Planetary gears provide a high power density, over 95% efficiency and, as a result of their design, are very compact. Accuracy can be high, with backlash achievable down to 1 arcmin. By combining several stages of gearing, high reduction ratios can be achieved with the maximum single stage ratio typically being 10:1. Planetary gears are generally more expensive than helical gears and can require more maintenance owing to a higher part count.
For the more precise applications we have developed here at Harmonic Drive a range of Planetary gears. Our HPG range features a unique flexible ring gear allowing us to preload the mesh between planet and ring gearing, this increases the accuracy to one arc minute and testing has shown this preload system delivers excellent repeatability over time.
The improved HPGP range has 4 planet gears increasing torque capacity further size for size. Our HPN range is a more conventional gear with helical gearing to increase torque capacity and lower noise, this is available in accuracies of up to 5 arc minutes.
The ultimate in accuracy and quality is a strainwave gear, also known generically as a harmonic drive. For applications that require the highest power density and accuracy, a strainwave gear is essential. In demanding applications such as broadcast motion control, oil and gas extraction, robotics, aerospace, metrology and high precision industrial machine tools, strainwave gears are a necessity.
A strainwave gear consists of three parts. An outer Circular Spline, a fixed ring with gear teeth on the inside, is meshed to an inner Flexspline, a flexible ring with gear teeth on the outside, the Flexspline is smaller in diameter than the Circular Spline and has fewer teeth so does not mesh without the third component, an elliptical centrally mounted Wave Generator attached to an input shaft.
A strainwave gear is unique in that very high single stage ratios are possible, from 30:1 up to 320:1, in the same space that a planetary gear can only achieve a 10:1 ratio. This impressive feat is made even more impressive by maintaining a compact size, a very low weight, zero backlash, a low component count and very high torque levels.
The central shaft can even be bored to provide the largest hollowshaft possible on a concentric gear. It's these characteristics that resulted in Harmonic Drive being chosen for inclusion by NASA on the Mars Rover.
It's clear that the world of gears is more complex than first meets the eye. Making the right choice of transmission for your given application can drastically alter operational efficiency, energy usage and ultimately the total cost of ownership.
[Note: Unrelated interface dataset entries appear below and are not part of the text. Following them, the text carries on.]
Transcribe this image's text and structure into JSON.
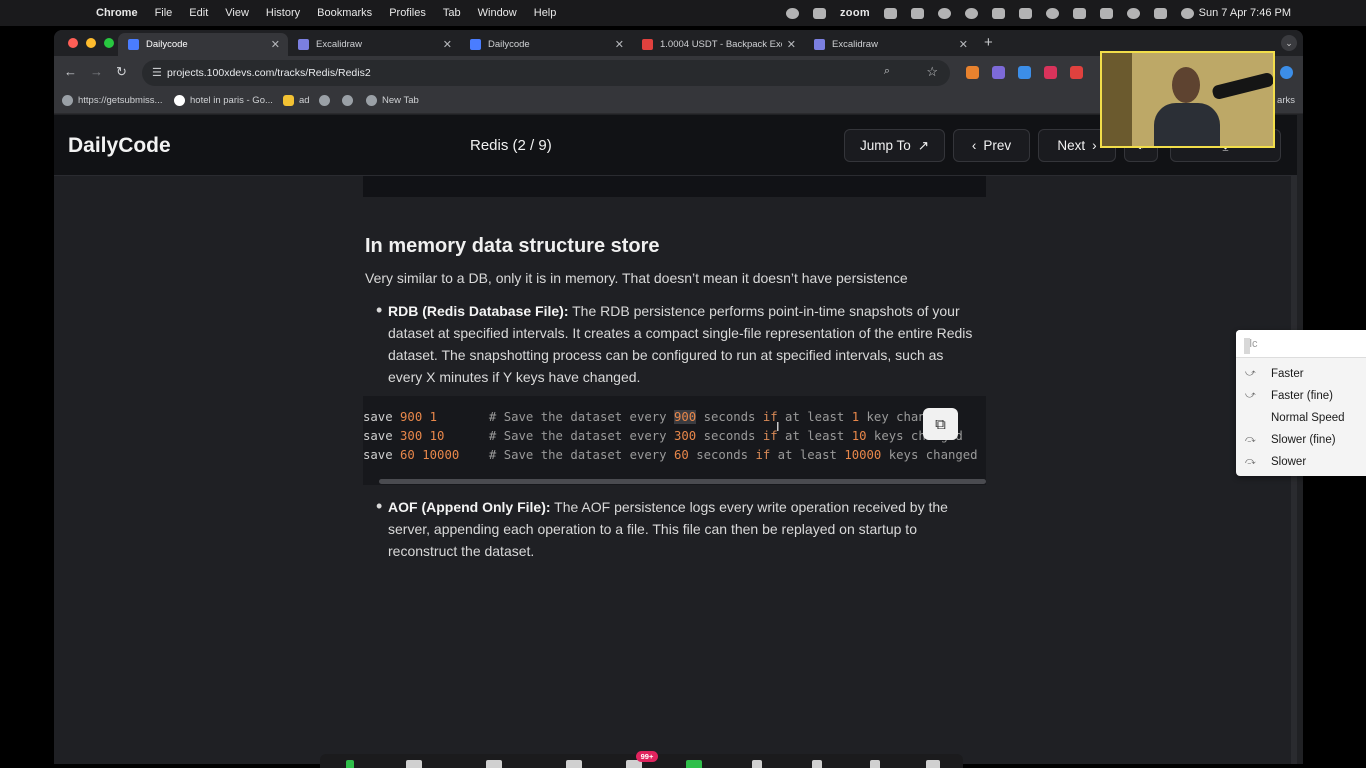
{
  "menubar": {
    "app": "Chrome",
    "items": [
      "File",
      "Edit",
      "View",
      "History",
      "Bookmarks",
      "Profiles",
      "Tab",
      "Window",
      "Help"
    ],
    "zoom_label": "zoom",
    "clock": "Sun 7 Apr  7:46 PM"
  },
  "tabs": [
    {
      "title": "Dailycode",
      "active": true
    },
    {
      "title": "Excalidraw",
      "active": false
    },
    {
      "title": "Dailycode",
      "active": false
    },
    {
      "title": "1.0004 USDT - Backpack Exc",
      "active": false
    },
    {
      "title": "Excalidraw",
      "active": false
    }
  ],
  "address_bar": {
    "url": "projects.100xdevs.com/tracks/Redis/Redis2"
  },
  "bookmarks": [
    "https://getsubmiss...",
    "hotel in paris - Go...",
    "ad",
    "New Tab"
  ],
  "bookmarks_right": "arks",
  "site": {
    "brand": "DailyCode",
    "track_title": "Redis (2 / 9)",
    "jump_to": "Jump To",
    "prev": "Prev",
    "next": "Next"
  },
  "article": {
    "heading": "In memory data structure store",
    "intro": "Very similar to a DB, only it is in memory. That doesn’t mean it doesn’t have persistence",
    "rdb": {
      "term": "RDB (Redis Database File):",
      "text": " The RDB persistence performs point-in-time snapshots of your dataset at specified intervals. It creates a compact single-file representation of the entire Redis dataset. The snapshotting process can be configured to run at specified intervals, such as every X minutes if Y keys have changed."
    },
    "code_lines": [
      {
        "cmd": "save",
        "a": "900",
        "b": "1",
        "pad": "       ",
        "c_pre": "# Save the dataset every ",
        "c_num": "900",
        "c_mid": " seconds ",
        "c_if": "if",
        "c_post": " at least ",
        "c_num2": "1",
        "c_end": " key changed"
      },
      {
        "cmd": "save",
        "a": "300",
        "b": "10",
        "pad": "      ",
        "c_pre": "# Save the dataset every ",
        "c_num": "300",
        "c_mid": " seconds ",
        "c_if": "if",
        "c_post": " at least ",
        "c_num2": "10",
        "c_end": " keys changed"
      },
      {
        "cmd": "save",
        "a": "60",
        "b": "10000",
        "pad": "    ",
        "c_pre": "# Save the dataset every ",
        "c_num": "60",
        "c_mid": " seconds ",
        "c_if": "if",
        "c_post": " at least ",
        "c_num2": "10000",
        "c_end": " keys changed"
      }
    ],
    "aof": {
      "term": "AOF (Append Only File):",
      "text": " The AOF persistence logs every write operation received by the server, appending each operation to a file. This file can then be replayed on startup to reconstruct the dataset."
    }
  },
  "vlc_menu": {
    "search_placeholder": "vlc",
    "options": [
      "Faster",
      "Faster (fine)",
      "Normal Speed",
      "Slower (fine)",
      "Slower"
    ]
  },
  "zoom_toolbar": {
    "participants_badge": "99+"
  },
  "colors": {
    "page_bg": "#1f2024",
    "header_bg": "#111215",
    "code_number": "#e8874a",
    "code_comment": "#9a9a9a",
    "webcam_border": "#f2de4a"
  }
}
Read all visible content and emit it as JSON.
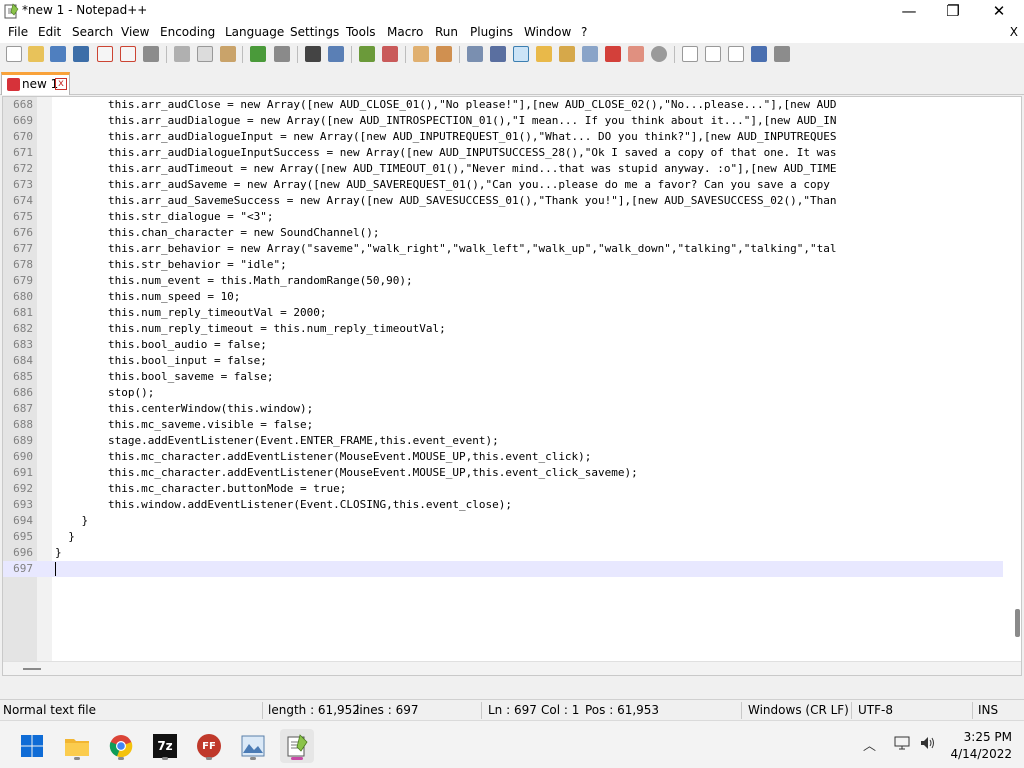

This is becoming an ever more important aspect of the decision making process as we move towards cost saving oriented high-accuracy applications.